One of the ways I enjoy giving back to the community is by serving as legal correspondent for “Positively Houston,” a not for profit news program focusing on stories of interest to the Houston, Texas area. I recently had the opportunity to interview Dr. Jon Taylor, chair of the Department of Political Science at St. Thomas University about some proposed amendments to the Texas Constitution coming up on the November 5th ballot.
We primarily focus on the two most controversial amendments: Propositions five and six. Proposition five would expand the ability of Texans over the age of 62 to use a reverse mortgage to purchase a homestead property.
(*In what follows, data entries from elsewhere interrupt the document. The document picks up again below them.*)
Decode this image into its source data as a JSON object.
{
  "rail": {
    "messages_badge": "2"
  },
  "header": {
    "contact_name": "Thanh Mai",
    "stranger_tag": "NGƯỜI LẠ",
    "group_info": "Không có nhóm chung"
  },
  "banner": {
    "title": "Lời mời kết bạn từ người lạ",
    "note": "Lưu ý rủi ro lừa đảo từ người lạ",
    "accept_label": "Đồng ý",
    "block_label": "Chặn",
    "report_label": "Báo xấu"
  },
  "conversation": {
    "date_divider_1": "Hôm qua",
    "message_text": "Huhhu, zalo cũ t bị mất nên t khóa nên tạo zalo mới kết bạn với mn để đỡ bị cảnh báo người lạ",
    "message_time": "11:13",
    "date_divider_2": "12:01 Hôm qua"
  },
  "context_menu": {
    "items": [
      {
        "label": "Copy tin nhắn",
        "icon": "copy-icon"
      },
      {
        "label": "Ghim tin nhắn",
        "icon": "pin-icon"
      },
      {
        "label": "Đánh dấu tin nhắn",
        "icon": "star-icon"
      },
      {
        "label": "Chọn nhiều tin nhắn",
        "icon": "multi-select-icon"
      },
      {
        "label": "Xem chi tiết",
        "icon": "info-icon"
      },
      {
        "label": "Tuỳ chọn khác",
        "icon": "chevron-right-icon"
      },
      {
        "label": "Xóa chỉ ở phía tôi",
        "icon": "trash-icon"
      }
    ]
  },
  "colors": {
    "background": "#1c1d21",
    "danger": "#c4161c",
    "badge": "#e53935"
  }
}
While the proposition would include a requirement for counseling, opponents are concerned that this opens the door to unscrupulous lenders to take advantage of senior Texans. In a state with strong historic roots in preserving homestead rights, this proposed change to the constitution has generated significant controversy.
Proposition six allows for the establishment of special and specific funds used to address water management issues in the state. While we are all aware that ongoing drought conditions are wrecking havoc on the existing water management infrastructure, this proposition allocates funds out of the Texas “Rainy Day Fund” for initial capitalization. The appropriation of these funds out of the Rainy Day fund has many fiscal conservatives furious. The measure has generated so much controversy that the Texas Legislature, although empowered to do so, did not pass the legislation required to establish these funds in its session. Instead, it has been said that the “kicked the can” down to the voters, to let them dig into the Rainy Day fund for these projects.
Even in “off year” elections, there are important issues and measures that we, the citizens of Texas, get to decide. If you are looking for more information about the proposed amendments to the Texas Constitution, I would suggest starting with the Texas Legislature’s House Research Organization “Focus Report” for more information. I hope that all of us read, research, ask questions and – most importantly – VOTE this upcoming November 5th.